I know what my son is saying. I know that the young kids, the young chefs, want the ‘wow’ factor and to mix cultures. I think that’s to be encouraged. I know we all like the hype and get moved by it. But like the bicycle movement, or the slow food movement, I also want to return to basics, to have real knowledge, real discussion and real passion in cooking. We all like froth but it’s important to have good substance beneath it!
So, please follow the method for this vegan dish. By the way, if you want to keep the accompaniments vegan, please simply omit the buttermilk, you’ll still have a delicious side dish. Please let me know what you think of it. Also, if you prefer a one-page listing of the ingredients for the pulao, please click green pulao recipe. For the coconut and spinach accompaniment, please click coconut spinach recipe.

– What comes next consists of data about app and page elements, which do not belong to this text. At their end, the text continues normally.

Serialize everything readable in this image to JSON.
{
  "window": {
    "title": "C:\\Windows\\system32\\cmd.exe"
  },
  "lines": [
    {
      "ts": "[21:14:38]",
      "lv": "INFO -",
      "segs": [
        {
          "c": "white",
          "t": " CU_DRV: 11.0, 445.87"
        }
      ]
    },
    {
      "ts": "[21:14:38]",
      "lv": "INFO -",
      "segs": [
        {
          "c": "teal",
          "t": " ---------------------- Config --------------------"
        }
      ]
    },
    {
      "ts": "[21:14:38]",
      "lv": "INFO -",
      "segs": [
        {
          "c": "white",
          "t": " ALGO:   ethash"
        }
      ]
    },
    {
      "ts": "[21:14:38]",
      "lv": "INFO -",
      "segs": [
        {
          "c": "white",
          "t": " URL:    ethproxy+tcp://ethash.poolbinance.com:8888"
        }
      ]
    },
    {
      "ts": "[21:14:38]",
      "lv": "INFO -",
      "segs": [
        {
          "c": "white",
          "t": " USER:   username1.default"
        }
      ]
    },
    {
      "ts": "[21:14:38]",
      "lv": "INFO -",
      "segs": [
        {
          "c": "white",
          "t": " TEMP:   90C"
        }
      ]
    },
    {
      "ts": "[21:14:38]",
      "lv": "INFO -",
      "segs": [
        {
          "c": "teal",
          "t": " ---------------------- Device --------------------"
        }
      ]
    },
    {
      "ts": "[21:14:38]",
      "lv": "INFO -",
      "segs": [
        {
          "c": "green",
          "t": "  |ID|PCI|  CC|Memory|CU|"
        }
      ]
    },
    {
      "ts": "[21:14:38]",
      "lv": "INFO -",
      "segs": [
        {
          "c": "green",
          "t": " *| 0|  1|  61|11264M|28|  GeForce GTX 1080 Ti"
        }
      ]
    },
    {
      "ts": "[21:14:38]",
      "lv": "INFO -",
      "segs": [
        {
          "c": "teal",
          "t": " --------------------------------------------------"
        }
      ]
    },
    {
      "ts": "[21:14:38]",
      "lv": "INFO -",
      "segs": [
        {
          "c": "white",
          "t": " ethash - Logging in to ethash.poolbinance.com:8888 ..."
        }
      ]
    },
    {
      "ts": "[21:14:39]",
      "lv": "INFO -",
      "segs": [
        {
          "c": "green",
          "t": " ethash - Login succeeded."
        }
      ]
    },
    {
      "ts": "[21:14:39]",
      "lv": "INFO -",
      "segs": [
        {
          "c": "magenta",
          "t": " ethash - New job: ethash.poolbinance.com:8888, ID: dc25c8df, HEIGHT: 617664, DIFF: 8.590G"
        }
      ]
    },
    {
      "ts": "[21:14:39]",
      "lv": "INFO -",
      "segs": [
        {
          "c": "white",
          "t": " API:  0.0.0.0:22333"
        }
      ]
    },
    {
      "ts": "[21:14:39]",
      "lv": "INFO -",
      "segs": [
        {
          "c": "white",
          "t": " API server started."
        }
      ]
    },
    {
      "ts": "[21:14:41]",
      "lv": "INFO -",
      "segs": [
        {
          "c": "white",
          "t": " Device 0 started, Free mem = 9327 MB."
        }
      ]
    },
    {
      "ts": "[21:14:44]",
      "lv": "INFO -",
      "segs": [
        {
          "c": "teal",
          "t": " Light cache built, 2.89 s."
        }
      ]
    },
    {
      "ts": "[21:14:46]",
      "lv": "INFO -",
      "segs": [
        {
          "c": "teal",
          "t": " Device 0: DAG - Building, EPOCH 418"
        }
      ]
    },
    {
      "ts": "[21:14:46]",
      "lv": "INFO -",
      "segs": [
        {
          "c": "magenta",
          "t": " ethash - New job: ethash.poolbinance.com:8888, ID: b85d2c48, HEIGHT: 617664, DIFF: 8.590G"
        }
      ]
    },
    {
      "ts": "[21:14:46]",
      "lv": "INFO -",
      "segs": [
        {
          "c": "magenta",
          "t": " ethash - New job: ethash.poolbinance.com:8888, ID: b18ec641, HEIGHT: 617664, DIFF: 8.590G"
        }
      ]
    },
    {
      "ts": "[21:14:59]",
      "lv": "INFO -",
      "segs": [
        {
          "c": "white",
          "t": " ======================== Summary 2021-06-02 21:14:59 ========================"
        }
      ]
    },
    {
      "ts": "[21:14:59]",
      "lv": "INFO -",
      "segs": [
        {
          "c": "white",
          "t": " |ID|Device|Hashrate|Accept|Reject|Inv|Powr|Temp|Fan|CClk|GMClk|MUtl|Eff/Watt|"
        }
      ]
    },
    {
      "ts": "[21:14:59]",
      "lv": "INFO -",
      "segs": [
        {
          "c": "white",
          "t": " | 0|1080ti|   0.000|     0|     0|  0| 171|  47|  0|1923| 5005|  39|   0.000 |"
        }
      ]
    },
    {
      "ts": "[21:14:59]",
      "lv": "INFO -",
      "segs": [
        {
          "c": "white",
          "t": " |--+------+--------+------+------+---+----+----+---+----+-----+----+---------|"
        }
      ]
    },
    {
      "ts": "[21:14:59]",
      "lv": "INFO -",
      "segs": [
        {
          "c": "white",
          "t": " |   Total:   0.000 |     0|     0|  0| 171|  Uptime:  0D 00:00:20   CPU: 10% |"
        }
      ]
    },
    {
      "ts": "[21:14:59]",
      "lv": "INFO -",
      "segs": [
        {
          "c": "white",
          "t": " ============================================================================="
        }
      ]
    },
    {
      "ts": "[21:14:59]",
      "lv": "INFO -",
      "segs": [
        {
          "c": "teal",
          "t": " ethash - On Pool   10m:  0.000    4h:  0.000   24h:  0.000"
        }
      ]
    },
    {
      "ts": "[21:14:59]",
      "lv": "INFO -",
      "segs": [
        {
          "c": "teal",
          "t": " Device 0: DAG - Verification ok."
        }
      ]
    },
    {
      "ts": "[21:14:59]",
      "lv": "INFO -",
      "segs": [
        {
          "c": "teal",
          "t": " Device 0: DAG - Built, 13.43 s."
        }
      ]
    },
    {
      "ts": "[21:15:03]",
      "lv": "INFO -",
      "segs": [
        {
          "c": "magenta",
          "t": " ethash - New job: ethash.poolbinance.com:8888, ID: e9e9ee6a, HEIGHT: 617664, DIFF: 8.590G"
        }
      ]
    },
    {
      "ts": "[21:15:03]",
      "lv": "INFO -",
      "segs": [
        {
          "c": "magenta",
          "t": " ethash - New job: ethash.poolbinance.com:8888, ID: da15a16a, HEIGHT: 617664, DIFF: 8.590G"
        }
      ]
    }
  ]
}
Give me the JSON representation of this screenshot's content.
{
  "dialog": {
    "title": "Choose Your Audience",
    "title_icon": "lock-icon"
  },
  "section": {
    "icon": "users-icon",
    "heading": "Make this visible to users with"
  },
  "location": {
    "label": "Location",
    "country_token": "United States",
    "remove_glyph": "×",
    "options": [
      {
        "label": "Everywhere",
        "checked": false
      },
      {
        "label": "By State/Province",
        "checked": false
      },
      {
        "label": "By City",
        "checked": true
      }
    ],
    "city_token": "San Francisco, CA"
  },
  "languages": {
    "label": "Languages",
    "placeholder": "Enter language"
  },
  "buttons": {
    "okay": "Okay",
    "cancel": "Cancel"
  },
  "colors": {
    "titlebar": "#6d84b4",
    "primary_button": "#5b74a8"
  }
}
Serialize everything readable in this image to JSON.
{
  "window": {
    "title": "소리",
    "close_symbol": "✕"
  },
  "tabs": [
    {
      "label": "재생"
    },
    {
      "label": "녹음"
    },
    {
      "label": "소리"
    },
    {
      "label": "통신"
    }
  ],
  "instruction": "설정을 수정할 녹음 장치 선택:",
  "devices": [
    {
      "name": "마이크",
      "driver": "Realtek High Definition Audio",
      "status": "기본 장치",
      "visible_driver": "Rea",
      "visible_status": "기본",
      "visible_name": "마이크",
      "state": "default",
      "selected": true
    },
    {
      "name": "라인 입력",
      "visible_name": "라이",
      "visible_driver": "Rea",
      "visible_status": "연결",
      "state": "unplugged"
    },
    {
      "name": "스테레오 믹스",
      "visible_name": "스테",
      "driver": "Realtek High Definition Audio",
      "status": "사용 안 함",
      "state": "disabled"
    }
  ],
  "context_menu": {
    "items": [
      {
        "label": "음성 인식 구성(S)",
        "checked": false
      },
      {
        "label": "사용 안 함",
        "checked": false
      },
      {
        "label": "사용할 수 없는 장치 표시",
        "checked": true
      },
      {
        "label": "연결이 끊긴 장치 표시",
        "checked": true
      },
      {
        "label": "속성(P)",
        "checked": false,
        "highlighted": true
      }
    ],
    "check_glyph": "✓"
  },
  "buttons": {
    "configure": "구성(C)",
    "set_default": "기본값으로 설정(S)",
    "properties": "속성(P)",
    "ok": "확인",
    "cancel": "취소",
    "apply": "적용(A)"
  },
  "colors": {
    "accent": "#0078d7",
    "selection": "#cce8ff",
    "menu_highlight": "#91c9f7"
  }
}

ingredients: in the plate (centre): cauliflower florets, beans, lemons/limes, snow peas, diced carrots, broccoli florets in the bowl (centre): cassia bark, cardamom pods, cloves, black cardamom pods, nutmeg, mace blade, bay leaves, peppercorns, fennel seeds in the outer ring: coriander leaves, mint leaves, diced potatoes, polished grain rice, soaking, crushed green chillies, oil, kari leaves, chopped onions, salt, crushed ginger, crushed garlic”
Blending the coriander and mint
Cooking the vegetable pulao
Crackle only half the spices, grind the rest and set aside, covered.
Whilst the pulao is in the oven, there is plenty of time to make the garnishes and optional sauce (vegetarian, not vegan).
How to julienne ginger
cut skin off ginger
place spinach on top as a garnish
Optional sauce (vegetarian)
So I dish out the hare masale ka pulao along with the saag ka raita and hand it over to my son. As he comes back for seconds, he says, “Dad, this is great but could you please call it ‘green herb and summer vegetable risotto with baby spinach, shredded coconut and buttermilk relish’!!
Anah Daata Sukhi Bhava!!!